**WHAT TO WORK ON:** Note each line in the data holding the string "truste" and report it.

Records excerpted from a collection
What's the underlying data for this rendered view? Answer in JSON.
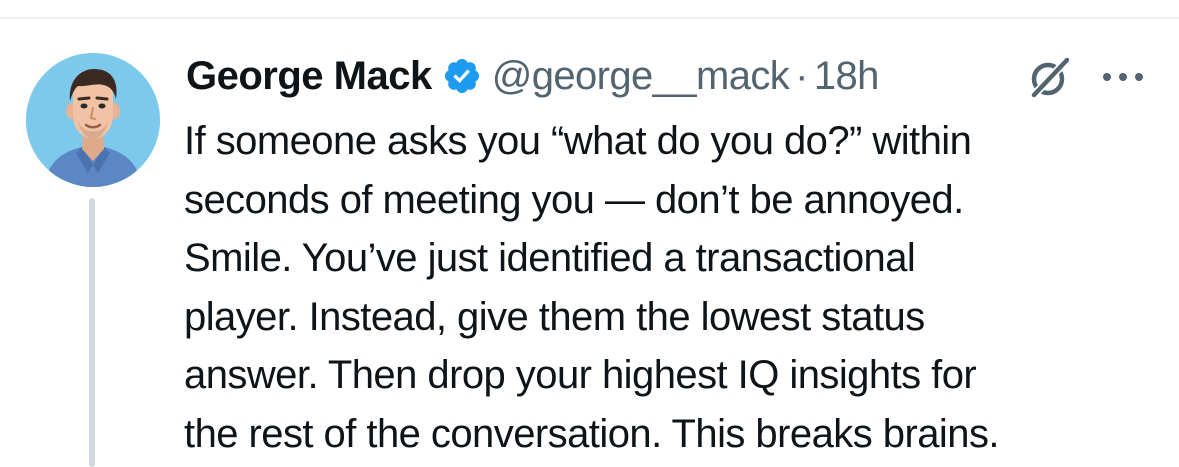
{
  "tweet": {
    "author": {
      "display_name": "George Mack",
      "handle": "@george__mack",
      "verified_icon": "verified-badge-icon",
      "avatar": "avatar"
    },
    "separator": "·",
    "time": "18h",
    "actions": {
      "grok_icon": "grok-icon",
      "more_icon": "more-icon"
    },
    "text_lines": [
      "If someone asks you “what do you do?” within",
      "seconds of meeting you — don’t be annoyed.",
      "Smile. You’ve just identified a transactional",
      "player. Instead, give them the lowest status",
      "answer. Then drop your highest IQ insights for",
      "the rest of the conversation. This breaks brains."
    ]
  },
  "colors": {
    "text_primary": "#0f1419",
    "text_secondary": "#536471",
    "verified_blue": "#1d9bf0",
    "avatar_background": "#7cc9ec",
    "thread_line": "#cfd9de",
    "divider": "#eff3f4"
  }
}
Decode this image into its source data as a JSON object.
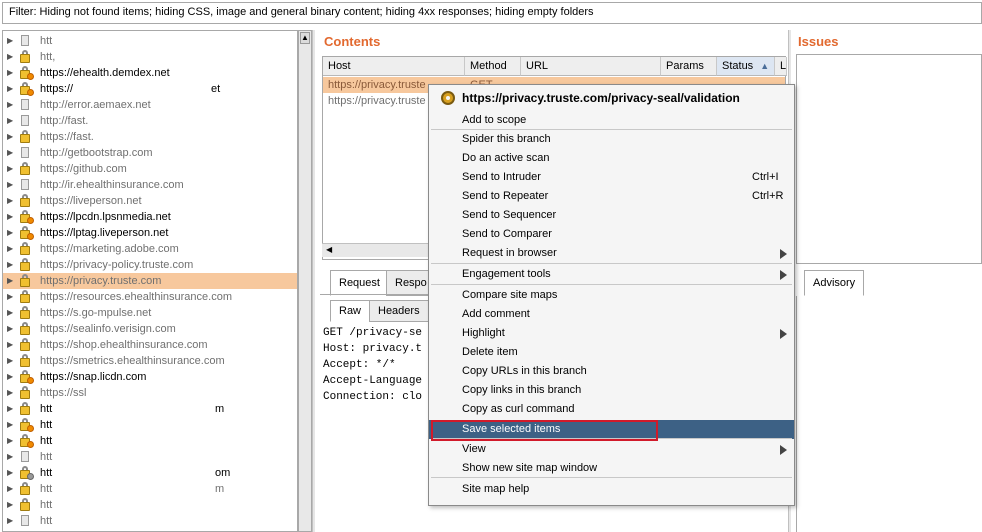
{
  "filter_text": "Filter: Hiding not found items;  hiding CSS, image and general binary content;  hiding 4xx responses;  hiding empty folders",
  "tree": {
    "items": [
      {
        "label": "htt",
        "icon": "page-icon",
        "dim": true
      },
      {
        "label": "htt,",
        "icon": "lock-icon",
        "dim": true
      },
      {
        "label": "https://ehealth.demdex.net",
        "icon": "lock-issue-icon",
        "dim": false
      },
      {
        "label": "https://",
        "icon": "lock-issue-icon",
        "dim": false,
        "tail": "et"
      },
      {
        "label": "http://error.aemaex.net",
        "icon": "page-icon",
        "dim": true
      },
      {
        "label": "http://fast.",
        "icon": "page-icon",
        "dim": true
      },
      {
        "label": "https://fast.",
        "icon": "lock-icon",
        "dim": true
      },
      {
        "label": "http://getbootstrap.com",
        "icon": "page-icon",
        "dim": true
      },
      {
        "label": "https://github.com",
        "icon": "lock-icon",
        "dim": true
      },
      {
        "label": "http://ir.ehealthinsurance.com",
        "icon": "page-icon",
        "dim": true
      },
      {
        "label": "https://liveperson.net",
        "icon": "lock-icon",
        "dim": true
      },
      {
        "label": "https://lpcdn.lpsnmedia.net",
        "icon": "lock-issue-icon",
        "dim": false
      },
      {
        "label": "https://lptag.liveperson.net",
        "icon": "lock-issue-icon",
        "dim": false
      },
      {
        "label": "https://marketing.adobe.com",
        "icon": "lock-icon",
        "dim": true
      },
      {
        "label": "https://privacy-policy.truste.com",
        "icon": "lock-icon",
        "dim": true
      },
      {
        "label": "https://privacy.truste.com",
        "icon": "lock-icon",
        "dim": true,
        "selected": true
      },
      {
        "label": "https://resources.ehealthinsurance.com",
        "icon": "lock-icon",
        "dim": true
      },
      {
        "label": "https://s.go-mpulse.net",
        "icon": "lock-icon",
        "dim": true
      },
      {
        "label": "https://sealinfo.verisign.com",
        "icon": "lock-icon",
        "dim": true
      },
      {
        "label": "https://shop.ehealthinsurance.com",
        "icon": "lock-icon",
        "dim": true
      },
      {
        "label": "https://smetrics.ehealthinsurance.com",
        "icon": "lock-icon",
        "dim": true
      },
      {
        "label": "https://snap.licdn.com",
        "icon": "lock-issue-icon",
        "dim": false
      },
      {
        "label": "https://ssl",
        "icon": "lock-icon",
        "dim": true
      },
      {
        "label": "htt",
        "icon": "lock-icon",
        "dim": false,
        "tail": "m"
      },
      {
        "label": "htt",
        "icon": "lock-issue-icon",
        "dim": false
      },
      {
        "label": "htt",
        "icon": "lock-issue-icon",
        "dim": false
      },
      {
        "label": "htt",
        "icon": "page-icon",
        "dim": true
      },
      {
        "label": "htt",
        "icon": "lock-grey-icon",
        "dim": false,
        "tail": "om"
      },
      {
        "label": "htt",
        "icon": "lock-icon",
        "dim": true,
        "tail": "m"
      },
      {
        "label": "htt",
        "icon": "lock-icon",
        "dim": true
      },
      {
        "label": "htt",
        "icon": "page-icon",
        "dim": true
      }
    ]
  },
  "contents": {
    "title": "Contents",
    "columns": [
      "Host",
      "Method",
      "URL",
      "Params",
      "Status",
      "L"
    ],
    "sort_indicator": "▲",
    "rows": [
      {
        "host": "https://privacy.truste",
        "method": "GET",
        "selected": true
      },
      {
        "host": "https://privacy.truste",
        "method": "",
        "selected": false
      }
    ]
  },
  "issues": {
    "title": "Issues",
    "advisory_tab": "Advisory"
  },
  "request_tabs": {
    "request": "Request",
    "response": "Respo"
  },
  "sub_tabs": {
    "raw": "Raw",
    "headers": "Headers"
  },
  "request_lines": [
    "GET /privacy-se",
    "Host: privacy.t",
    "Accept: */*",
    "Accept-Language",
    "Connection: clo"
  ],
  "context_menu": {
    "header": "https://privacy.truste.com/privacy-seal/validation",
    "items": [
      {
        "label": "Add to scope"
      },
      {
        "label": "Spider this branch"
      },
      {
        "label": "Do an active scan"
      },
      {
        "label": "Send to Intruder",
        "shortcut": "Ctrl+I"
      },
      {
        "label": "Send to Repeater",
        "shortcut": "Ctrl+R"
      },
      {
        "label": "Send to Sequencer"
      },
      {
        "label": "Send to Comparer"
      },
      {
        "label": "Request in browser",
        "submenu": true
      },
      {
        "label": "Engagement tools",
        "submenu": true
      },
      {
        "label": "Compare site maps"
      },
      {
        "label": "Add comment"
      },
      {
        "label": "Highlight",
        "submenu": true
      },
      {
        "label": "Delete item"
      },
      {
        "label": "Copy URLs in this branch"
      },
      {
        "label": "Copy links in this branch"
      },
      {
        "label": "Copy as curl command"
      },
      {
        "label": "Save selected items",
        "highlighted": true
      },
      {
        "label": "View",
        "submenu": true
      },
      {
        "label": "Show new site map window"
      },
      {
        "label": "Site map help"
      }
    ]
  }
}
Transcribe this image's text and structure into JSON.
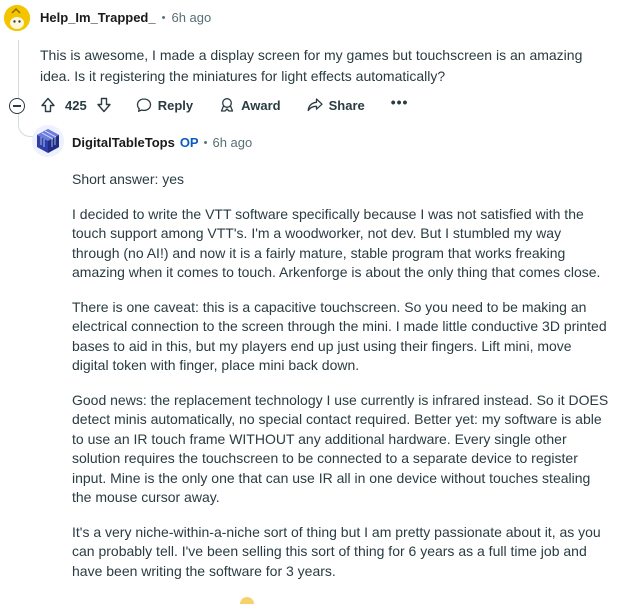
{
  "comment": {
    "username": "Help_Im_Trapped_",
    "separator": "•",
    "time": "6h ago",
    "body": "This is awesome, I made a display screen for my games but touchscreen is an amazing idea. Is it registering the miniatures for light effects automatically?",
    "actions": {
      "score": "425",
      "reply_label": "Reply",
      "award_label": "Award",
      "share_label": "Share",
      "more_label": "•••"
    }
  },
  "reply": {
    "username": "DigitalTableTops",
    "op_badge": "OP",
    "separator": "•",
    "time": "6h ago",
    "paragraphs": [
      "Short answer: yes",
      "I decided to write the VTT software specifically because I was not satisfied with the touch support among VTT's. I'm a woodworker, not dev. But I stumbled my way through (no AI!) and now it is a fairly mature, stable program that works freaking amazing when it comes to touch. Arkenforge is about the only thing that comes close.",
      "There is one caveat: this is a capacitive touchscreen. So you need to be making an electrical connection to the screen through the mini. I made little conductive 3D printed bases to aid in this, but my players end up just using their fingers. Lift mini, move digital token with finger, place mini back down.",
      "Good news: the replacement technology I use currently is infrared instead. So it DOES detect minis automatically, no special contact required. Better yet: my software is able to use an IR touch frame WITHOUT any additional hardware. Every single other solution requires the touchscreen to be connected to a separate device to register input. Mine is the only one that can use IR all in one device without touches stealing the mouse cursor away.",
      "It's a very niche-within-a-niche sort of thing but I am pretty passionate about it, as you can probably tell. I've been selling this sort of thing for 6 years as a full time job and have been writing the software for 3 years."
    ]
  },
  "colors": {
    "text": "#2a3c42",
    "muted": "#576f76",
    "op_blue": "#0a5cc2",
    "thread_line": "#d6dadc"
  },
  "icons": [
    "upvote-icon",
    "downvote-icon",
    "reply-icon",
    "award-icon",
    "share-icon",
    "collapse-icon"
  ]
}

**SOLUTION:**
        "label": "https://privacy-policy.truste.com",
        "label": "https://privacy.truste.com",
        "host": "https://privacy.truste",
        "host": "https://privacy.truste",
    "header": "https://privacy.truste.com/privacy-seal/validation",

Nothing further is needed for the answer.